The most recent spacecraft telemetry was acquired on Jan. 27 from the Deep Space Network tracking complex at Goldstone, California. The Cassini spacecraft is in an excellent state of health. Information on the present position and speed of the Cassini spacecraft may be found on the “Present Position” page at:

Wednesday, Jan. 21 (DOY 021):

Saturn is once again visible in the evening sky and can be found in the constellation Leo from now through September. You’ll easily spot the pale golden planet rising in the east-northeast by mid-evening towards the end of the January. Though the ring tilt narrows to edge-on in September, Saturn will be so close to the Sun then that it will offer an unsatisfactory viewing opportunity. Be sure to look at Saturn’s narrow ring this month!

Thursday, Jan. 22 (DOY 022):

Orbit Trim Maneuver (OTM) #180 was uplinked to the spacecraft today. The files were sent a day early to allow two opportunities for uplink to ensure receipt on the spacecraft prior to the primary maneuver pass on Jan. 23, and avoid heavy penalties associated with dropping to the backup maneuver window. As part of normal maintenance, additional files were also sent to clear the CDS and System Fault Protection error logs.

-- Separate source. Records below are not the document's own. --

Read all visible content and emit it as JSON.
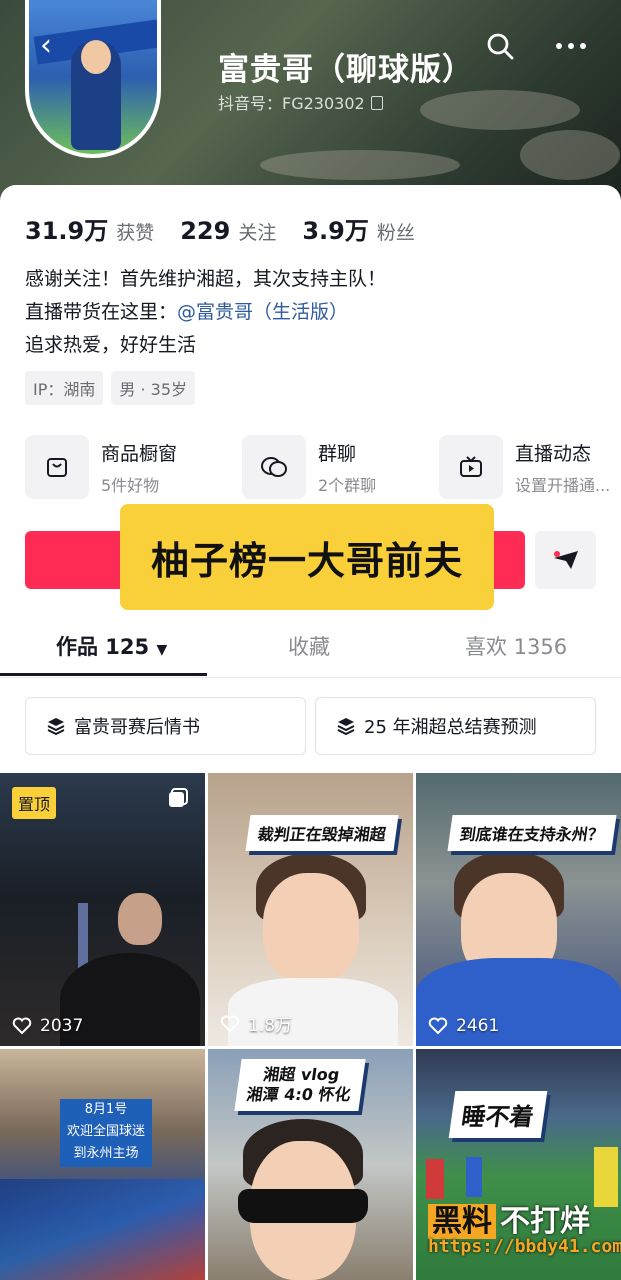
{
  "profile": {
    "nickname": "富贵哥（聊球版）",
    "douyin_id": "抖音号：FG230302"
  },
  "stats": [
    {
      "value": "31.9万",
      "label": "获赞"
    },
    {
      "value": "229",
      "label": "关注"
    },
    {
      "value": "3.9万",
      "label": "粉丝"
    }
  ],
  "bio": {
    "line1": "感谢关注！首先维护湘超，其次支持主队！",
    "line2_prefix": "直播带货在这里：",
    "line2_mention": "@富贵哥（生活版）",
    "line3": "追求热爱，好好生活"
  },
  "tags": [
    "IP：湖南",
    "男 · 35岁"
  ],
  "services": [
    {
      "title": "商品橱窗",
      "sub": "5件好物",
      "icon": "shop-bag-icon"
    },
    {
      "title": "群聊",
      "sub": "2个群聊",
      "icon": "chat-bubbles-icon"
    },
    {
      "title": "直播动态",
      "sub": "设置开播通...",
      "icon": "tv-icon"
    }
  ],
  "overlay_text": "柚子榜一大哥前夫",
  "tabs": {
    "works": "作品 125",
    "favorites": "收藏",
    "likes": "喜欢 1356"
  },
  "collections": [
    "富贵哥赛后情书",
    "25 年湘超总结赛预测"
  ],
  "videos": [
    {
      "likes": "2037",
      "pinned": "置顶"
    },
    {
      "likes": "1.8万",
      "caption": "裁判正在毁掉湘超"
    },
    {
      "likes": "2461",
      "caption": "到底谁在支持永州？"
    },
    {
      "caption_lines": [
        "8月1号",
        "欢迎全国球迷",
        "到永州主场"
      ]
    },
    {
      "caption_lines": [
        "湘超 vlog",
        "湘潭 4:0 怀化"
      ]
    },
    {
      "caption": "睡不着"
    }
  ],
  "watermark": {
    "part1": "黑料",
    "part2": "不打烊",
    "url": "https://bbdy41.com"
  },
  "colors": {
    "follow": "#fe2c55",
    "overlay": "#f9d03a",
    "mention": "#2f5a9e"
  }
}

A kickoff meeting was held today for a Live Inertial Vector Propagator update due to execute on DOY-033. Originally planned for Rhea vectors alone, analysis showed that a Saturn update might be needed along with a Titan update to preserve a cloud observation. The scientists have determined that all updates are necessary, so the window has been expanded to include DOY-031 to DOY-034. File generation and validation will proceed at this time with uplink to the spacecraft planned for a week from today.

Friday, Jan. 23 (DOY 023):

Orbit Trim Maneuver (OTM) #180 – the 100th main engine maneuver to be performed by the spacecraft since launch – was performed today. This is the periapsis maneuver setting up for the Titan 50 encounter on Feb. 7. The main engine burn began at 9:00 PM PST. Telemetry immediately after the maneuver showed the burn duration was 27.8 seconds, giving a delta-V of 4.67 m/s. All subsystems reported nominal performance after the maneuver. Cassini Telecom reported high winds at the DSN complex in Madrid of up to 63 km/hr during the maneuver. High winds can adversely affect antenna pointing accuracy and also impact antenna dish shape to a limited extent. However, no adverse effects have been detected in the Cassini data.

Monday, Jan. 26 (DOY 026):

A weeklong series of discussions and presentations began today as Cassini scientists and flight team members gathered for the 47th meeting of the Project Science Group.

Tuesday, Jan. 27 (DOY 027):

All teams provided files today for the S51 Port 1 delivery as part of the Science Operations Plan process.

Currently the Saturnian poles are experiencing major changes in seasonal lighting, with the north polar region experiencing sunlight for the first time in over a decade and the south polar region about to enter over a decade of polar winter. Studies of these regions over the next few years hope to reveal changes in Saturn’s meteorology and circulation produced by such seasonal changes, including solar heat deposition. In addition, images of the north pole -where sunlight is just beginning to illuminate features – will reveal the structure and microphysical nature of upper tropospheric clouds that help form the bizarre hexagonal feature there.

A concerted effort by several Cassini remote sensing instruments – in particular, Imaging Science, Ultraviolet Imaging Spectrograph, and Visual and Infrared Mapping Spectrometer – will enable the multifaceted nature of polar aurorae to be revealed. All three instruments will image the aurorae over a variety of wavelengths, thus quantitatively mapping their power over the polar regions. Multiple images acquired regularly over short periods of time spanning minutes to hours will characterize the transient nature of auroral phenomena. Correlations of auroral activity with underlying hazes will help our understanding of the role aurorae play in generating polar hazes and clouds.

Visit the JPL Cassini home page for more information about the Cassini Project:

SpaceRef staff editor.